## Problem to solve
Among the entries below, please show each line that carries the word "text".

## Source records
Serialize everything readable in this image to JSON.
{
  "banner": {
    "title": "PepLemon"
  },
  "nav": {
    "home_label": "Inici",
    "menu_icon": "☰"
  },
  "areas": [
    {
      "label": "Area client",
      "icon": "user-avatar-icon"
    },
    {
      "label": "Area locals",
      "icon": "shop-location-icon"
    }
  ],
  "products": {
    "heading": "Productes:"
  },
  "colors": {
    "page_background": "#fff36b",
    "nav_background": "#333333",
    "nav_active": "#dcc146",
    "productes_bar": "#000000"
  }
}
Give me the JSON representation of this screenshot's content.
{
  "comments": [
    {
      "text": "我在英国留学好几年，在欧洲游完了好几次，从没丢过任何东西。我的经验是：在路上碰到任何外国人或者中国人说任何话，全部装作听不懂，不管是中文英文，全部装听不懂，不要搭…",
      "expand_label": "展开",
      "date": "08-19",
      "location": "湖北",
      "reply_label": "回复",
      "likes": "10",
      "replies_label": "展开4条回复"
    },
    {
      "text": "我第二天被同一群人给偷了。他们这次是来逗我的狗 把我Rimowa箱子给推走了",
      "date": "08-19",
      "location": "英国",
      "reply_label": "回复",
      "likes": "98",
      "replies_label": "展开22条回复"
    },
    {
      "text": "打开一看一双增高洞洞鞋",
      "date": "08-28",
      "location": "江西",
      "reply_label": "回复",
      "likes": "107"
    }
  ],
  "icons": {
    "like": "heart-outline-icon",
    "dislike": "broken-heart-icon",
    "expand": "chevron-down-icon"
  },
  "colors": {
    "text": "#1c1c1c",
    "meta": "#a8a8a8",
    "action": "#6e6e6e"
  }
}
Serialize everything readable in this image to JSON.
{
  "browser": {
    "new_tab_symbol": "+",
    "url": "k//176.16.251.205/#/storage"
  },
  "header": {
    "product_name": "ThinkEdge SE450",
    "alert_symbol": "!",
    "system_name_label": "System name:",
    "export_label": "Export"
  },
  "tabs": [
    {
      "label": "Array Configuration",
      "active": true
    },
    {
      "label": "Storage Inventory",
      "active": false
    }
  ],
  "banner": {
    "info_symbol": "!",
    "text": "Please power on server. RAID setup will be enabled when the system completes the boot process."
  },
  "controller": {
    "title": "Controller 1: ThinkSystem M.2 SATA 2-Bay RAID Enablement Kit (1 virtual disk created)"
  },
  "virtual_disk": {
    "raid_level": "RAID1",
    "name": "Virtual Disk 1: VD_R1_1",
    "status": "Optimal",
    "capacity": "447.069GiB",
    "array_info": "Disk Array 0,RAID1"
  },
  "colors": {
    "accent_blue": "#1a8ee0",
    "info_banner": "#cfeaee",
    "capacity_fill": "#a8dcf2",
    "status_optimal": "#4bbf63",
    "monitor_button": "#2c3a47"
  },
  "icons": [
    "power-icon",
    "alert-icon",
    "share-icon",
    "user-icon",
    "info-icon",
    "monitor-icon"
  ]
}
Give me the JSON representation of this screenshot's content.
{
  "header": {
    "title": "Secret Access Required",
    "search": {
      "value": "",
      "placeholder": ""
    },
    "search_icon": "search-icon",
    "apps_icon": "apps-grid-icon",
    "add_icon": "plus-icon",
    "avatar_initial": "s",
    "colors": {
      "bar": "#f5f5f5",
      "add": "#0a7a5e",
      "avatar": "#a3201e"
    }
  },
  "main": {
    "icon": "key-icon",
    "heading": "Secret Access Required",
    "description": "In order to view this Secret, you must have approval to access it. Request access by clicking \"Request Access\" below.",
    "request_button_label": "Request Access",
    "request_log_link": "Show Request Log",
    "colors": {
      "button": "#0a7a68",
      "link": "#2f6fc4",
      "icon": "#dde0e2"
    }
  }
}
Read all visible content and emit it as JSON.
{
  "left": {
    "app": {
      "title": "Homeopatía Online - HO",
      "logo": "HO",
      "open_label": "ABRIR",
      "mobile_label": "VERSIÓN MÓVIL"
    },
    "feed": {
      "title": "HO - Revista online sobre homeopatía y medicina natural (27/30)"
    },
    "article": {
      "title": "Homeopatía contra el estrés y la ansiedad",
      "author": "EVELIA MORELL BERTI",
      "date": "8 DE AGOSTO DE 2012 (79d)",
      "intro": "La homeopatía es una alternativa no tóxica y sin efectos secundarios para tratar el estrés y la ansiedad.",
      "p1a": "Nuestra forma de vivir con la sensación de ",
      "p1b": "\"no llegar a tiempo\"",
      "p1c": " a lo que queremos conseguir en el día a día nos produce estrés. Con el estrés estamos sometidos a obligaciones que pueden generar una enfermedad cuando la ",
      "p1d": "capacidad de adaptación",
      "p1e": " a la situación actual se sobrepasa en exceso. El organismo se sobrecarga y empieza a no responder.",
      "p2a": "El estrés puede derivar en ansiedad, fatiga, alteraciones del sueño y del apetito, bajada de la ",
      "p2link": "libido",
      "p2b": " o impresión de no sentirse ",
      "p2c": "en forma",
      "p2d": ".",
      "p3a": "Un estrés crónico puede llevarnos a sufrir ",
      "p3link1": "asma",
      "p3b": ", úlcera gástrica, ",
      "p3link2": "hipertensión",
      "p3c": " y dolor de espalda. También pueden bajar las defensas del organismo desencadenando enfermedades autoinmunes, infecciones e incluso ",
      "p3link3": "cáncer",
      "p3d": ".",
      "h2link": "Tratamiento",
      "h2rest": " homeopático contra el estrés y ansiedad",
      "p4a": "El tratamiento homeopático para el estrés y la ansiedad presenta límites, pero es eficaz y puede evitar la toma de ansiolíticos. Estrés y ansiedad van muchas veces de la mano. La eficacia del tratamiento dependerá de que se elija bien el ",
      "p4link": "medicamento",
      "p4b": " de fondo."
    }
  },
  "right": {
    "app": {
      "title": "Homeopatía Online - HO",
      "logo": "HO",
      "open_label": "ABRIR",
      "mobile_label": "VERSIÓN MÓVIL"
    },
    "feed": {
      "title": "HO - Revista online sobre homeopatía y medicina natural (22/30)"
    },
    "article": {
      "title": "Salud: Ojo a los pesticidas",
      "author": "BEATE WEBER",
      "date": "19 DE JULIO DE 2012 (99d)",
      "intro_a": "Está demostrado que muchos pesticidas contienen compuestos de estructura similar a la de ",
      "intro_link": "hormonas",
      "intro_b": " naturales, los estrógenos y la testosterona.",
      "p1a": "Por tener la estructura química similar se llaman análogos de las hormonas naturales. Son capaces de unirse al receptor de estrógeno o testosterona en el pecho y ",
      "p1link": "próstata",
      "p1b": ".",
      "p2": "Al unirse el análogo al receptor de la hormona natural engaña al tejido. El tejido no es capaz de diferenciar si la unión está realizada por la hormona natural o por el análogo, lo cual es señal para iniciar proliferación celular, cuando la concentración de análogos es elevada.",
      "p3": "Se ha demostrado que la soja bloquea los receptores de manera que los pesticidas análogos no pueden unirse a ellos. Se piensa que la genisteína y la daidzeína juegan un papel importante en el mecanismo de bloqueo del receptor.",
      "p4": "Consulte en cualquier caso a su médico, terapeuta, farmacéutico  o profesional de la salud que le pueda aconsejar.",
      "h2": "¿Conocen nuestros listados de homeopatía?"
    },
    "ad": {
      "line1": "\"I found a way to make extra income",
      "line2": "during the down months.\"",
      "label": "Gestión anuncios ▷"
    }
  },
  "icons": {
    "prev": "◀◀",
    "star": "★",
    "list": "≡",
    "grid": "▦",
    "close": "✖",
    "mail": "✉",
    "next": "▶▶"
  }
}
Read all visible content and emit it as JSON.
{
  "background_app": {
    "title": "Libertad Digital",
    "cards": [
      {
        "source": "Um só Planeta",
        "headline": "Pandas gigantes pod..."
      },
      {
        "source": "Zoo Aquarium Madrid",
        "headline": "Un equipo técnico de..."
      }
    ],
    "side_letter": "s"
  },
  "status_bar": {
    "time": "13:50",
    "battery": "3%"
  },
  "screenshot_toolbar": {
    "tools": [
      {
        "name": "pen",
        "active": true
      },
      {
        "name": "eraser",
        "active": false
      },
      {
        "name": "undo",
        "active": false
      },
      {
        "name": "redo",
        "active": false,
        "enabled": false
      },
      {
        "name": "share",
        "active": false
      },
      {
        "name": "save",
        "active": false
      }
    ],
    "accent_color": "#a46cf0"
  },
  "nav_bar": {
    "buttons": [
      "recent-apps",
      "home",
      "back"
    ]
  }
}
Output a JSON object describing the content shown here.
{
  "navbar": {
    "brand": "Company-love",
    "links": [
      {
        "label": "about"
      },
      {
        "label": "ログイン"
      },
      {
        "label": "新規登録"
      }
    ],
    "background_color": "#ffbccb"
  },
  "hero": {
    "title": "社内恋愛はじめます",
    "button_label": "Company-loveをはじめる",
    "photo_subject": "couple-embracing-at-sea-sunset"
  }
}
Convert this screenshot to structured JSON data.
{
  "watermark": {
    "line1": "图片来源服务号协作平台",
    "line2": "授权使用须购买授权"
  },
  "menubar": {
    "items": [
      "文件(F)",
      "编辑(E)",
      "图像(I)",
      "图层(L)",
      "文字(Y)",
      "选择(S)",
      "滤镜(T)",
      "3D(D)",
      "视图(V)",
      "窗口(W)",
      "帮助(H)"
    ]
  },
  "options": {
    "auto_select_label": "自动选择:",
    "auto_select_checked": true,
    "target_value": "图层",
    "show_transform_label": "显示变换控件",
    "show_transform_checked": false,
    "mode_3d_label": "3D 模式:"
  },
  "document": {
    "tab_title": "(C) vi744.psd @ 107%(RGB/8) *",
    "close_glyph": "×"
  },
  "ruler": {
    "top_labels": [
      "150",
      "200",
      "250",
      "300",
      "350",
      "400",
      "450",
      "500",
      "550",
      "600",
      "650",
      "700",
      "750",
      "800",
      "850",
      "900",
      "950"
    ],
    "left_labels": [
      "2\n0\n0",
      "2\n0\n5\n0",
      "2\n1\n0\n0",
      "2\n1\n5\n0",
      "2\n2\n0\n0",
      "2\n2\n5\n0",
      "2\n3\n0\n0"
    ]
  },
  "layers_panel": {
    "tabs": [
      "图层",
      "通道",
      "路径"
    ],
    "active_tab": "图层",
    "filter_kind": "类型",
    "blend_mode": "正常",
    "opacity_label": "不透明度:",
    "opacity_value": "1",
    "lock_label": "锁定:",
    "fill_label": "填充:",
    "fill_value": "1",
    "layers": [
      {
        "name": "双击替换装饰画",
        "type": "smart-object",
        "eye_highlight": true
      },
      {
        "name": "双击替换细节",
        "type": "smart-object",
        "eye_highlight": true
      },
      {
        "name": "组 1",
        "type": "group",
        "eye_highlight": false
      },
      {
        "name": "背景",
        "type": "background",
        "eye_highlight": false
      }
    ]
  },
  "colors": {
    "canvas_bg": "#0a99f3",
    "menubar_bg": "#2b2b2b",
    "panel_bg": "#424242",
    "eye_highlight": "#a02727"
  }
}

## Task result
      "text": "我在英国留学好几年，在欧洲游完了好几次，从没丢过任何东西。我的经验是：在路上碰到任何外国人或者中国人说任何话，全部装作听不懂，不管是中文英文，全部装听不懂，不要搭…",
      "text": "我第二天被同一群人给偷了。他们这次是来逗我的狗 把我Rimowa箱子给推走了",
      "text": "打开一看一双增高洞洞鞋",
    "text": "#1c1c1c",
    "text": "Please power on server. RAID setup will be enabled when the system completes the boot process."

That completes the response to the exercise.